→ **WHAT YOU WILL DO**: Count lines, not occurrences: report how many lines in the records hold the string "active", and nothing else.

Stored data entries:
◇ ◇ ◇ ◇ ◇

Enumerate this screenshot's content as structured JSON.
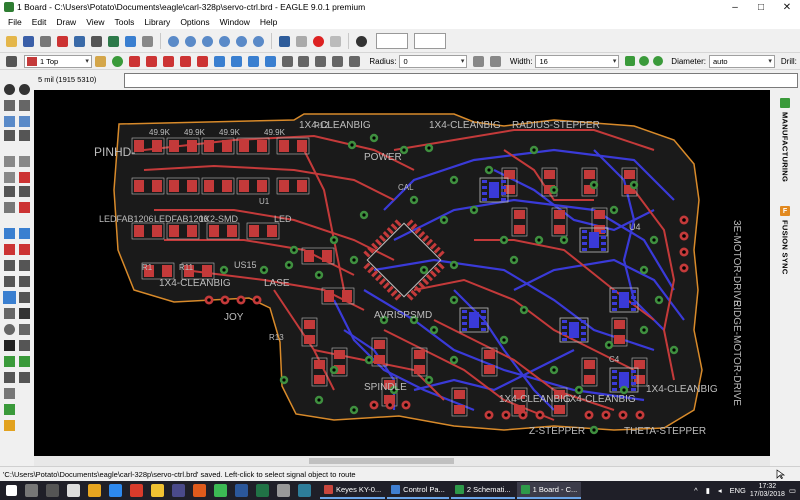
{
  "window": {
    "title": "1 Board - C:\\Users\\Potato\\Documents\\eagle\\carl-328p\\servo-ctrl.brd - EAGLE 9.0.1 premium",
    "controls": [
      "–",
      "□",
      "✕"
    ]
  },
  "menu": [
    "File",
    "Edit",
    "Draw",
    "View",
    "Tools",
    "Library",
    "Options",
    "Window",
    "Help"
  ],
  "toolbar2": {
    "layer": "1 Top",
    "layer_color": "#c43a3a",
    "radius_label": "Radius:",
    "radius_value": "0",
    "width_label": "Width:",
    "width_value": "16",
    "diameter_label": "Diameter:",
    "diameter_value": "auto",
    "drill_label": "Drill:"
  },
  "command": {
    "coordinate": "5 mil (1915 5310)",
    "input_value": ""
  },
  "right_panel": {
    "manufacturing_label": "MANUFACTURING",
    "fusion_badge": "F",
    "fusion_label": "FUSION SYNC"
  },
  "board_labels": [
    "PINHD-",
    "1X4-CLEANBIG",
    "1X4-CLEANBIG",
    "RADIUS-STEPPER",
    "POWER",
    "LEDFAB1206",
    "LEDFAB1206",
    "LED",
    "1X2-SMD",
    "US15",
    "1X4-CLEANBIG",
    "LASE",
    "JOY",
    "AVRISPSMD",
    "SPINDLE",
    "1X4-CLEANBIG",
    "1X4-CLEANBIG",
    "1X4-CLEANBIG",
    "THETA-STEPPER",
    "Z-STEPPER",
    "3E-MOTOR-DRIVE",
    "RIDGE-MOTOR-DRIVE",
    "49.9K",
    "49.9K",
    "49.9K",
    "49.9K",
    "R1",
    "R11",
    "R12",
    "R13",
    "C4",
    "U1",
    "U4",
    "CAL"
  ],
  "status": {
    "message": "'C:\\Users\\Potato\\Documents\\eagle\\carl-328p\\servo-ctrl.brd' saved.  Left-click to select signal object to route"
  },
  "taskbar": {
    "apps": [
      {
        "label": "Keyes KY-0...",
        "color": "#c9463d"
      },
      {
        "label": "Control Pa...",
        "color": "#3f7fd1"
      },
      {
        "label": "2 Schemati...",
        "color": "#2e9a49"
      },
      {
        "label": "1 Board - C...",
        "color": "#2e9a49",
        "active": true
      }
    ],
    "lang": "ENG",
    "time": "17:32",
    "date": "17/03/2018"
  },
  "colors": {
    "canvas": "#000000",
    "board_fill": "#1a1a1a",
    "board_outline": "#d88a2a",
    "top_copper": "#c43a3a",
    "bottom_copper": "#3a3ad8",
    "via": "#3f8f3f",
    "silk": "#bdbdbd"
  }
}
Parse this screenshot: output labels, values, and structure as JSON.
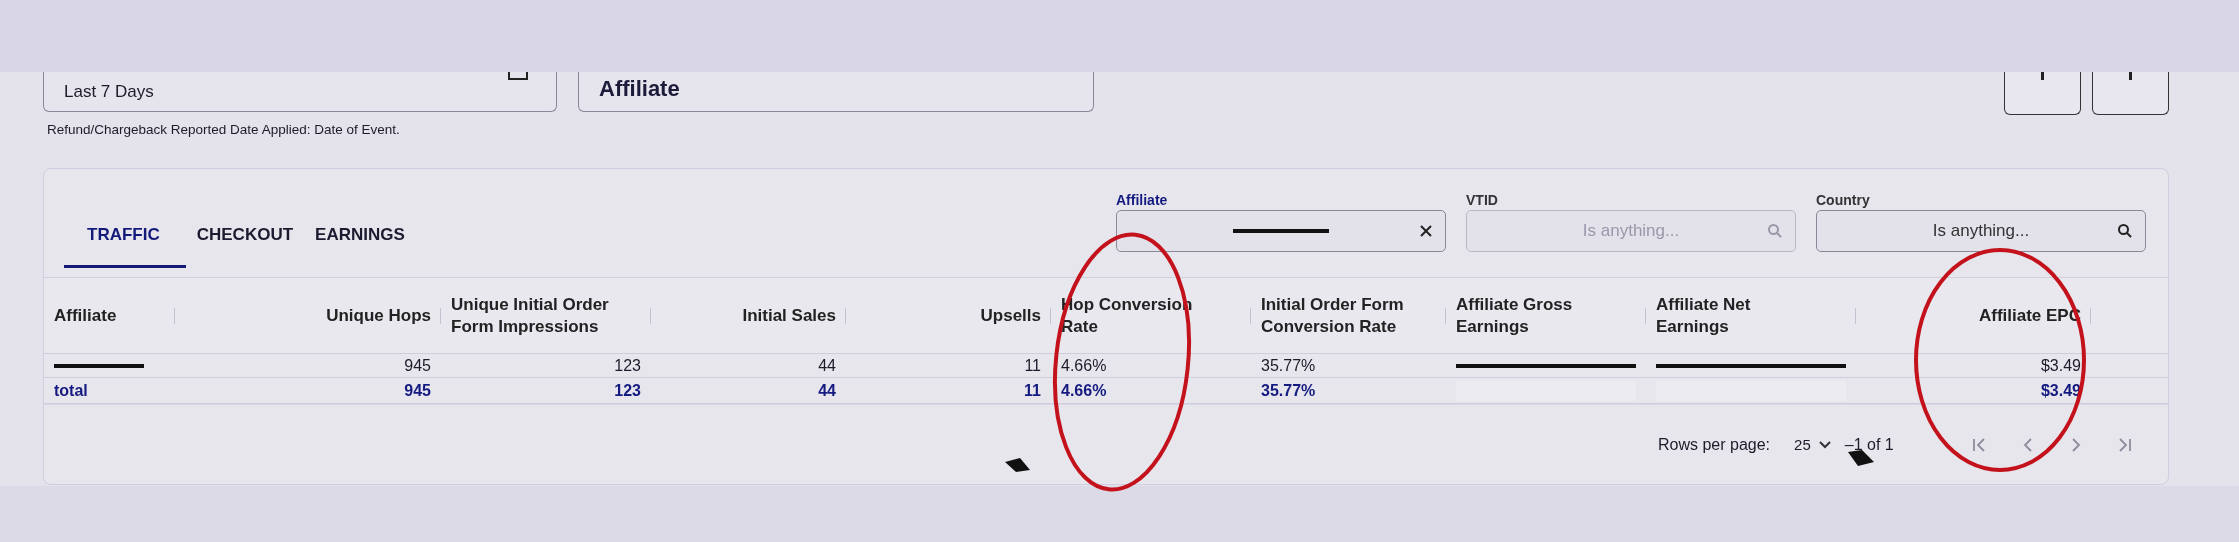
{
  "top_filters": {
    "date_range": "Last 7 Days",
    "report_type": "Affiliate",
    "note": "Refund/Chargeback Reported Date Applied: Date of Event."
  },
  "tabs": [
    {
      "label": "TRAFFIC",
      "selected": true
    },
    {
      "label": "CHECKOUT",
      "selected": false
    },
    {
      "label": "EARNINGS",
      "selected": false
    }
  ],
  "filters": [
    {
      "label": "Affiliate",
      "kind": "clearable",
      "active": true,
      "redacted": true
    },
    {
      "label": "VTID",
      "kind": "search",
      "active": false,
      "placeholder": "Is anything..."
    },
    {
      "label": "Country",
      "kind": "search",
      "active": false,
      "placeholder": "Is anything..."
    }
  ],
  "table": {
    "columns": [
      {
        "label": "Affiliate"
      },
      {
        "label": "Unique Hops"
      },
      {
        "label": "Unique Initial Order Form Impressions"
      },
      {
        "label": "Initial Sales"
      },
      {
        "label": "Upsells"
      },
      {
        "label": "Hop Conversion Rate"
      },
      {
        "label": "Initial Order Form Conversion Rate"
      },
      {
        "label": "Affiliate Gross Earnings"
      },
      {
        "label": "Affiliate Net Earnings"
      },
      {
        "label": "Affiliate EPC"
      }
    ],
    "rows": [
      {
        "kind": "data",
        "cells": [
          {
            "kind": "redacted"
          },
          {
            "text": "945"
          },
          {
            "text": "123"
          },
          {
            "text": "44"
          },
          {
            "text": "11"
          },
          {
            "text": "4.66%"
          },
          {
            "text": "35.77%"
          },
          {
            "kind": "redacted"
          },
          {
            "kind": "redacted"
          },
          {
            "text": "$3.49"
          }
        ]
      },
      {
        "kind": "total",
        "cells": [
          {
            "text": "total"
          },
          {
            "text": "945"
          },
          {
            "text": "123"
          },
          {
            "text": "44"
          },
          {
            "text": "11"
          },
          {
            "text": "4.66%"
          },
          {
            "text": "35.77%"
          },
          {
            "kind": "blank"
          },
          {
            "kind": "blank"
          },
          {
            "text": "$3.49"
          }
        ]
      }
    ]
  },
  "pagination": {
    "rows_per_page_label": "Rows per page:",
    "rows_per_page": "25",
    "range": "–1 of 1",
    "nav": [
      {
        "kind": "first",
        "disabled": true
      },
      {
        "kind": "prev",
        "disabled": true
      },
      {
        "kind": "next",
        "disabled": true
      },
      {
        "kind": "last",
        "disabled": true
      }
    ]
  },
  "annotations": [
    {
      "kind": "circle"
    },
    {
      "kind": "circle"
    }
  ]
}
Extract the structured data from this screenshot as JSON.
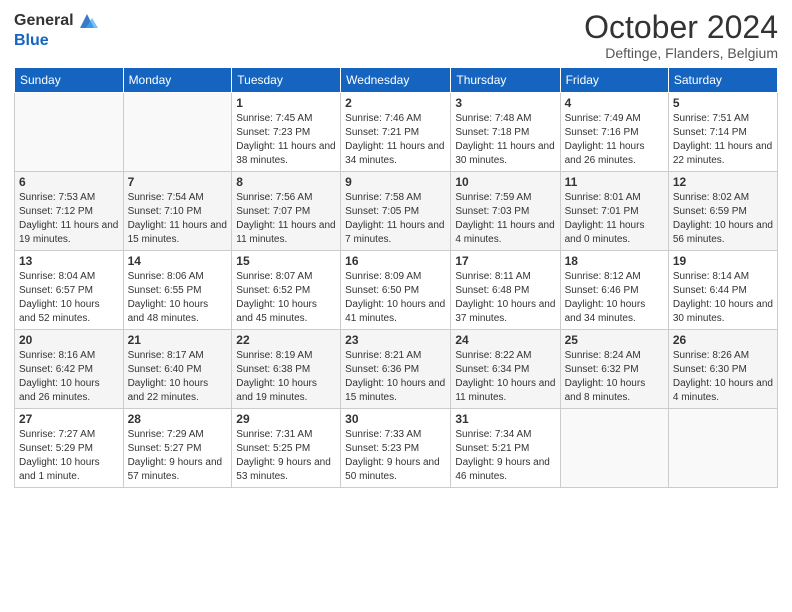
{
  "header": {
    "logo_general": "General",
    "logo_blue": "Blue",
    "title": "October 2024",
    "location": "Deftinge, Flanders, Belgium"
  },
  "weekdays": [
    "Sunday",
    "Monday",
    "Tuesday",
    "Wednesday",
    "Thursday",
    "Friday",
    "Saturday"
  ],
  "weeks": [
    [
      {
        "day": "",
        "info": ""
      },
      {
        "day": "",
        "info": ""
      },
      {
        "day": "1",
        "sunrise": "Sunrise: 7:45 AM",
        "sunset": "Sunset: 7:23 PM",
        "daylight": "Daylight: 11 hours and 38 minutes."
      },
      {
        "day": "2",
        "sunrise": "Sunrise: 7:46 AM",
        "sunset": "Sunset: 7:21 PM",
        "daylight": "Daylight: 11 hours and 34 minutes."
      },
      {
        "day": "3",
        "sunrise": "Sunrise: 7:48 AM",
        "sunset": "Sunset: 7:18 PM",
        "daylight": "Daylight: 11 hours and 30 minutes."
      },
      {
        "day": "4",
        "sunrise": "Sunrise: 7:49 AM",
        "sunset": "Sunset: 7:16 PM",
        "daylight": "Daylight: 11 hours and 26 minutes."
      },
      {
        "day": "5",
        "sunrise": "Sunrise: 7:51 AM",
        "sunset": "Sunset: 7:14 PM",
        "daylight": "Daylight: 11 hours and 22 minutes."
      }
    ],
    [
      {
        "day": "6",
        "sunrise": "Sunrise: 7:53 AM",
        "sunset": "Sunset: 7:12 PM",
        "daylight": "Daylight: 11 hours and 19 minutes."
      },
      {
        "day": "7",
        "sunrise": "Sunrise: 7:54 AM",
        "sunset": "Sunset: 7:10 PM",
        "daylight": "Daylight: 11 hours and 15 minutes."
      },
      {
        "day": "8",
        "sunrise": "Sunrise: 7:56 AM",
        "sunset": "Sunset: 7:07 PM",
        "daylight": "Daylight: 11 hours and 11 minutes."
      },
      {
        "day": "9",
        "sunrise": "Sunrise: 7:58 AM",
        "sunset": "Sunset: 7:05 PM",
        "daylight": "Daylight: 11 hours and 7 minutes."
      },
      {
        "day": "10",
        "sunrise": "Sunrise: 7:59 AM",
        "sunset": "Sunset: 7:03 PM",
        "daylight": "Daylight: 11 hours and 4 minutes."
      },
      {
        "day": "11",
        "sunrise": "Sunrise: 8:01 AM",
        "sunset": "Sunset: 7:01 PM",
        "daylight": "Daylight: 11 hours and 0 minutes."
      },
      {
        "day": "12",
        "sunrise": "Sunrise: 8:02 AM",
        "sunset": "Sunset: 6:59 PM",
        "daylight": "Daylight: 10 hours and 56 minutes."
      }
    ],
    [
      {
        "day": "13",
        "sunrise": "Sunrise: 8:04 AM",
        "sunset": "Sunset: 6:57 PM",
        "daylight": "Daylight: 10 hours and 52 minutes."
      },
      {
        "day": "14",
        "sunrise": "Sunrise: 8:06 AM",
        "sunset": "Sunset: 6:55 PM",
        "daylight": "Daylight: 10 hours and 48 minutes."
      },
      {
        "day": "15",
        "sunrise": "Sunrise: 8:07 AM",
        "sunset": "Sunset: 6:52 PM",
        "daylight": "Daylight: 10 hours and 45 minutes."
      },
      {
        "day": "16",
        "sunrise": "Sunrise: 8:09 AM",
        "sunset": "Sunset: 6:50 PM",
        "daylight": "Daylight: 10 hours and 41 minutes."
      },
      {
        "day": "17",
        "sunrise": "Sunrise: 8:11 AM",
        "sunset": "Sunset: 6:48 PM",
        "daylight": "Daylight: 10 hours and 37 minutes."
      },
      {
        "day": "18",
        "sunrise": "Sunrise: 8:12 AM",
        "sunset": "Sunset: 6:46 PM",
        "daylight": "Daylight: 10 hours and 34 minutes."
      },
      {
        "day": "19",
        "sunrise": "Sunrise: 8:14 AM",
        "sunset": "Sunset: 6:44 PM",
        "daylight": "Daylight: 10 hours and 30 minutes."
      }
    ],
    [
      {
        "day": "20",
        "sunrise": "Sunrise: 8:16 AM",
        "sunset": "Sunset: 6:42 PM",
        "daylight": "Daylight: 10 hours and 26 minutes."
      },
      {
        "day": "21",
        "sunrise": "Sunrise: 8:17 AM",
        "sunset": "Sunset: 6:40 PM",
        "daylight": "Daylight: 10 hours and 22 minutes."
      },
      {
        "day": "22",
        "sunrise": "Sunrise: 8:19 AM",
        "sunset": "Sunset: 6:38 PM",
        "daylight": "Daylight: 10 hours and 19 minutes."
      },
      {
        "day": "23",
        "sunrise": "Sunrise: 8:21 AM",
        "sunset": "Sunset: 6:36 PM",
        "daylight": "Daylight: 10 hours and 15 minutes."
      },
      {
        "day": "24",
        "sunrise": "Sunrise: 8:22 AM",
        "sunset": "Sunset: 6:34 PM",
        "daylight": "Daylight: 10 hours and 11 minutes."
      },
      {
        "day": "25",
        "sunrise": "Sunrise: 8:24 AM",
        "sunset": "Sunset: 6:32 PM",
        "daylight": "Daylight: 10 hours and 8 minutes."
      },
      {
        "day": "26",
        "sunrise": "Sunrise: 8:26 AM",
        "sunset": "Sunset: 6:30 PM",
        "daylight": "Daylight: 10 hours and 4 minutes."
      }
    ],
    [
      {
        "day": "27",
        "sunrise": "Sunrise: 7:27 AM",
        "sunset": "Sunset: 5:29 PM",
        "daylight": "Daylight: 10 hours and 1 minute."
      },
      {
        "day": "28",
        "sunrise": "Sunrise: 7:29 AM",
        "sunset": "Sunset: 5:27 PM",
        "daylight": "Daylight: 9 hours and 57 minutes."
      },
      {
        "day": "29",
        "sunrise": "Sunrise: 7:31 AM",
        "sunset": "Sunset: 5:25 PM",
        "daylight": "Daylight: 9 hours and 53 minutes."
      },
      {
        "day": "30",
        "sunrise": "Sunrise: 7:33 AM",
        "sunset": "Sunset: 5:23 PM",
        "daylight": "Daylight: 9 hours and 50 minutes."
      },
      {
        "day": "31",
        "sunrise": "Sunrise: 7:34 AM",
        "sunset": "Sunset: 5:21 PM",
        "daylight": "Daylight: 9 hours and 46 minutes."
      },
      {
        "day": "",
        "info": ""
      },
      {
        "day": "",
        "info": ""
      }
    ]
  ]
}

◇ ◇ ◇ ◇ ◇

→ **FINISHED EXERCISE**: 4